WORK REQUEST: Search term "View": copy each line of the records that contains it.

EXERCISE MATERIAL:
···
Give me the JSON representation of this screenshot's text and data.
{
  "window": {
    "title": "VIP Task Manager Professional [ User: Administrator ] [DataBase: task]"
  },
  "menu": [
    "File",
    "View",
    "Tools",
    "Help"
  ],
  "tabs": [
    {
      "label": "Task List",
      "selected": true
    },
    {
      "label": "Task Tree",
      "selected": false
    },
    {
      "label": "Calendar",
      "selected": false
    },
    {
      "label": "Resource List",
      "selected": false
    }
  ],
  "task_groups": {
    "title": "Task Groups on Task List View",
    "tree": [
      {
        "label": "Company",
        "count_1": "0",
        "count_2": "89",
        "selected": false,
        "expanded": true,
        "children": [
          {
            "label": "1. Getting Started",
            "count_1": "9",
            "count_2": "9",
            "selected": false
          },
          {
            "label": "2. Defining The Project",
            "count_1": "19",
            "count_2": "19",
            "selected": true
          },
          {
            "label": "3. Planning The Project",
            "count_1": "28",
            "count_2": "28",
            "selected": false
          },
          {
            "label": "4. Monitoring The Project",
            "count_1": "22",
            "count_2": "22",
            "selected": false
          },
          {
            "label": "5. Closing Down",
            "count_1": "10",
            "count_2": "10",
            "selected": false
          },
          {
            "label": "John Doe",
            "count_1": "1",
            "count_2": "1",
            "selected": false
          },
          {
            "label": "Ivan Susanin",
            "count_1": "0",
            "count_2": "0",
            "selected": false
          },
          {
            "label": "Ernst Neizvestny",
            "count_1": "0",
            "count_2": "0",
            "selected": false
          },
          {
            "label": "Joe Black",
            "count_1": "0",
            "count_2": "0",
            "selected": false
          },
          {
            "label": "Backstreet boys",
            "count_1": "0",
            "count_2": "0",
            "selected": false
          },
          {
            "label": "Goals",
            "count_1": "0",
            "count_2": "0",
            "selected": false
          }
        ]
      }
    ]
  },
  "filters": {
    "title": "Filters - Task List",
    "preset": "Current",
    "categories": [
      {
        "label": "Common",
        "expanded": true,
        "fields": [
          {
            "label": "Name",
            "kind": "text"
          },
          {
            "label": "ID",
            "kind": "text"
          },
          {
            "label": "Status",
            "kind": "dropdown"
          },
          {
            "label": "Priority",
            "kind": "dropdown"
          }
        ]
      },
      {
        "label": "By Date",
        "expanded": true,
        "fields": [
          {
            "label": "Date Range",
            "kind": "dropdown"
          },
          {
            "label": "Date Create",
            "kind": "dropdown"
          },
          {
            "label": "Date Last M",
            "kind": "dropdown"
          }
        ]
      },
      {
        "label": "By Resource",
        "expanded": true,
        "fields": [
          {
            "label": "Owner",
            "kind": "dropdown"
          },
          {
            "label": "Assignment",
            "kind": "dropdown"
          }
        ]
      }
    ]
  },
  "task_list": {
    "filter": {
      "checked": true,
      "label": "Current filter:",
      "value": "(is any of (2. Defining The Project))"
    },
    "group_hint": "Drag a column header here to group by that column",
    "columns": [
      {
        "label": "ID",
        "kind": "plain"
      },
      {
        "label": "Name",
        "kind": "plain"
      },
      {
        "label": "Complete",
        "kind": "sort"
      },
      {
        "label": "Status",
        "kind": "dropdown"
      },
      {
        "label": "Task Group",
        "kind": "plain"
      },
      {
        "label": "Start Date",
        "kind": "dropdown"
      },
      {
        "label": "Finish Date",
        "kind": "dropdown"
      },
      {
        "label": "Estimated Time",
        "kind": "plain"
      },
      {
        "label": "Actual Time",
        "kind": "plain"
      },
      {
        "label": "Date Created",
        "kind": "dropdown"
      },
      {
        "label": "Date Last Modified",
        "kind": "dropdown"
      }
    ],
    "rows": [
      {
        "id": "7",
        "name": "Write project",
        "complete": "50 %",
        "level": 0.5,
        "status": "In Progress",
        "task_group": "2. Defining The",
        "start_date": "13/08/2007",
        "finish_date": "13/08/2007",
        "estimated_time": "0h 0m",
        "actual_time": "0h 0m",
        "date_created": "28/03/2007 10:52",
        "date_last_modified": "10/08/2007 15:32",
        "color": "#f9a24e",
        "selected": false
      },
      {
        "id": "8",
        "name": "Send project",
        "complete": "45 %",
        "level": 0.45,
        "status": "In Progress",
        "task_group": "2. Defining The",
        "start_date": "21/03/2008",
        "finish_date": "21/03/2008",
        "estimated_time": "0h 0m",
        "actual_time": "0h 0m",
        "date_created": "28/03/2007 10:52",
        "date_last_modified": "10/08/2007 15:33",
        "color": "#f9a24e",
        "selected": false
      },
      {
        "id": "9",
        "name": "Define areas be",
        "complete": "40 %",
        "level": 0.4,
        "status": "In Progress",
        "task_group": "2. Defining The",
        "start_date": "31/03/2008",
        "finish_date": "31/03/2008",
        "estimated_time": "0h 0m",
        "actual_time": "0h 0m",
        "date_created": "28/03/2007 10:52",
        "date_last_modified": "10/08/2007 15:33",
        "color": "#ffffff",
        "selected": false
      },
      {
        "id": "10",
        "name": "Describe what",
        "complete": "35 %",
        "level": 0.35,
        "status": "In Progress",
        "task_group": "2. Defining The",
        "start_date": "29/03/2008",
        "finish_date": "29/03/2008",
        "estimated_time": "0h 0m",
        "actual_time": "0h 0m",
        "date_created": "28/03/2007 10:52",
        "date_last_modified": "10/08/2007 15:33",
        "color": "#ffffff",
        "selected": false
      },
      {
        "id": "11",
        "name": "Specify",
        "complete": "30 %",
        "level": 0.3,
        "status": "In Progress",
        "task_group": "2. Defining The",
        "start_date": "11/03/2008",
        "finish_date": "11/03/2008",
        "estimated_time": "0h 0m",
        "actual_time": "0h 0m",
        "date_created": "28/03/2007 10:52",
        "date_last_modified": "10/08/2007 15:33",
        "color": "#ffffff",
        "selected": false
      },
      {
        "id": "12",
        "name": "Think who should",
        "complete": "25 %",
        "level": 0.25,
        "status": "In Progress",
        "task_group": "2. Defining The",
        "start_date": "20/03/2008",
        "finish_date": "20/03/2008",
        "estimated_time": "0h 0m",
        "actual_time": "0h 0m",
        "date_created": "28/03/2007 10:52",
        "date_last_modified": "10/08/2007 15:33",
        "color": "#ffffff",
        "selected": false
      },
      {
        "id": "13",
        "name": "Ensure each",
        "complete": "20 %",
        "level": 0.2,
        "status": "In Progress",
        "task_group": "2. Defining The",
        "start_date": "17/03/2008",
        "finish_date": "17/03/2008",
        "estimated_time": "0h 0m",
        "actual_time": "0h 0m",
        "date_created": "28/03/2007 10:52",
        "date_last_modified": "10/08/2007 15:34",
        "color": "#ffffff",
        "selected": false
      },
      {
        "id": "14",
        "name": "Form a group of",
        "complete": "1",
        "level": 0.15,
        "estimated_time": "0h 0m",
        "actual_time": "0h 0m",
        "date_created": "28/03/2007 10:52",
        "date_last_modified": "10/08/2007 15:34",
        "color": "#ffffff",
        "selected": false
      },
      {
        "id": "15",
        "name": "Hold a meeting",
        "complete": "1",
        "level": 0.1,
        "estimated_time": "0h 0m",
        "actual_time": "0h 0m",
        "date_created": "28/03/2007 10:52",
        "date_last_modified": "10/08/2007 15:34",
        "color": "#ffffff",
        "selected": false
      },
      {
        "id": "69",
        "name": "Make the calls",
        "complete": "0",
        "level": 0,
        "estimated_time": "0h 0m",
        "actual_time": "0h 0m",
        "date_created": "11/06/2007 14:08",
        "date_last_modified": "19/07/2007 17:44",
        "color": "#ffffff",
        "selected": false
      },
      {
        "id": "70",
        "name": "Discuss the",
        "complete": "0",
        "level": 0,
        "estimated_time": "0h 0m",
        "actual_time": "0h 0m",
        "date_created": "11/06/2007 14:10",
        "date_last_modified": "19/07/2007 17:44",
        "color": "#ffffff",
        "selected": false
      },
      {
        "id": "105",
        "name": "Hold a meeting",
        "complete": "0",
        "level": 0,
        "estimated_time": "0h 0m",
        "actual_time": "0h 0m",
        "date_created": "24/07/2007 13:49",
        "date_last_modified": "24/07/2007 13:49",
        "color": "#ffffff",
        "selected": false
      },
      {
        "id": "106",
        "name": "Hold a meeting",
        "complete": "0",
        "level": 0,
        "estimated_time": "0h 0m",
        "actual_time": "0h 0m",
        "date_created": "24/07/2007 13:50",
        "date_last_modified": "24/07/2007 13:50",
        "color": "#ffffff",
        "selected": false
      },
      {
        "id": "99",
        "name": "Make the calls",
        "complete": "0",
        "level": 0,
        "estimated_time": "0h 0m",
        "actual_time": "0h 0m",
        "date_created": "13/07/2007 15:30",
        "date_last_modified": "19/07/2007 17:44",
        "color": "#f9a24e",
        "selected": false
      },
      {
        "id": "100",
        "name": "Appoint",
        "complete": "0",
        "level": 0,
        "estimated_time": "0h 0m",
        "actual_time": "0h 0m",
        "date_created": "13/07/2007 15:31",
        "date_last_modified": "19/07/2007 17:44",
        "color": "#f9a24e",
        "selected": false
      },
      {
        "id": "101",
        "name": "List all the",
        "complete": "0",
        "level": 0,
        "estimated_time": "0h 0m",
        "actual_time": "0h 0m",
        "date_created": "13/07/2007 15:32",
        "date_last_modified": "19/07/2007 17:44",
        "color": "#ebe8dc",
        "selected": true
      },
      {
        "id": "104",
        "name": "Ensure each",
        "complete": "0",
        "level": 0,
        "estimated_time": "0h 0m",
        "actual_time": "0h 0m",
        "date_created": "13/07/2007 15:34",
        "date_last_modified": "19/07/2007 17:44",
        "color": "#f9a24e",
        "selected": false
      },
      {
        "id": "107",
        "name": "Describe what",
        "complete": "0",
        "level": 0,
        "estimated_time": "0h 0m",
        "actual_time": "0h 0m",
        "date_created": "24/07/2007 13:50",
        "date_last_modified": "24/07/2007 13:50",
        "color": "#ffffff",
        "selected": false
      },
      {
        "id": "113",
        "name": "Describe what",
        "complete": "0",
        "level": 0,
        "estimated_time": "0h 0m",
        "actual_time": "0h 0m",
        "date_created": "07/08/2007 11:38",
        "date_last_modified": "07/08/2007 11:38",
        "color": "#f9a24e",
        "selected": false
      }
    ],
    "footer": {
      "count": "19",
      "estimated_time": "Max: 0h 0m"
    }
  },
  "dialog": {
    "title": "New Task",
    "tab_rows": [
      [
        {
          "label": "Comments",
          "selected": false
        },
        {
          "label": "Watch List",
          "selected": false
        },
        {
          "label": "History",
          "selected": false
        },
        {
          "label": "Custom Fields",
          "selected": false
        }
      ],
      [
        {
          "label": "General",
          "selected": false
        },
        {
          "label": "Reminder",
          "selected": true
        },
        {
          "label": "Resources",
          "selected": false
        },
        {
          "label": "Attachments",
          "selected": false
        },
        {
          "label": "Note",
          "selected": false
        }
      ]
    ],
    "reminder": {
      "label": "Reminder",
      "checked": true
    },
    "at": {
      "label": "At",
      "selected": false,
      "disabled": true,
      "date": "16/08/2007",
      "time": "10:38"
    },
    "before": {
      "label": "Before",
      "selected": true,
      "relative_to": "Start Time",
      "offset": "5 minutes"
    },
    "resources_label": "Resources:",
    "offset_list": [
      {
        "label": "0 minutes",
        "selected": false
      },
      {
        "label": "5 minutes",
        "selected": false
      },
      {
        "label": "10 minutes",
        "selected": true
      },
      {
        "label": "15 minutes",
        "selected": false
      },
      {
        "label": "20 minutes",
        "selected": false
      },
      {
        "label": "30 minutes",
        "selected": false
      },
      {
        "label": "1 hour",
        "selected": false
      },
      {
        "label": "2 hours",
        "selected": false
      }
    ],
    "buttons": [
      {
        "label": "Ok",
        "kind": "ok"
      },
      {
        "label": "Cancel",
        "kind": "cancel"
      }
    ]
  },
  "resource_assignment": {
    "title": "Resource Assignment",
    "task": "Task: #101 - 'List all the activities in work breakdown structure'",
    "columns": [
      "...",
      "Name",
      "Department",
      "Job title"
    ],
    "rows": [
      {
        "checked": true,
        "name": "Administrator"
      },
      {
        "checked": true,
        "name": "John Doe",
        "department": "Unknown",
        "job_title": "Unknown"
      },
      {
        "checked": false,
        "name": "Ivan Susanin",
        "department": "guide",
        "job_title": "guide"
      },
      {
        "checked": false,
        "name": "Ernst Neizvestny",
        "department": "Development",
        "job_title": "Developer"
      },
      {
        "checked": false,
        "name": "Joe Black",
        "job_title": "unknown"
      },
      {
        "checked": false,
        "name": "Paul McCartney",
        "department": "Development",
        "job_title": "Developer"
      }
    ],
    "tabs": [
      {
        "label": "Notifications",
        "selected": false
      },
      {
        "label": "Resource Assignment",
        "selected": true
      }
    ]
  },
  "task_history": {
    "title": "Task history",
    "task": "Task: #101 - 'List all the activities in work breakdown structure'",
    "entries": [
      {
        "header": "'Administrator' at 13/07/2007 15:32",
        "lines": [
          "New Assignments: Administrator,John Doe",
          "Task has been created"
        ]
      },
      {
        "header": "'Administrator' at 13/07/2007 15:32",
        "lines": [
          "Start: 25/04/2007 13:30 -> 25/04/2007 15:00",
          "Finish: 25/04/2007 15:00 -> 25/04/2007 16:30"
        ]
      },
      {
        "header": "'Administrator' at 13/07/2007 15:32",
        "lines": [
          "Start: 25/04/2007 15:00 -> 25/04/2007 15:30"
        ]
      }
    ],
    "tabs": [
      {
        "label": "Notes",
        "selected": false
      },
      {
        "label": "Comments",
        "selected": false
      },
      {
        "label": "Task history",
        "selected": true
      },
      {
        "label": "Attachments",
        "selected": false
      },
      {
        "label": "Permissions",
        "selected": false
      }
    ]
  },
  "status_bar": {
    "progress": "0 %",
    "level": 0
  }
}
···
OUTPUT:
    "View",
    "title": "Task Groups on Task List View",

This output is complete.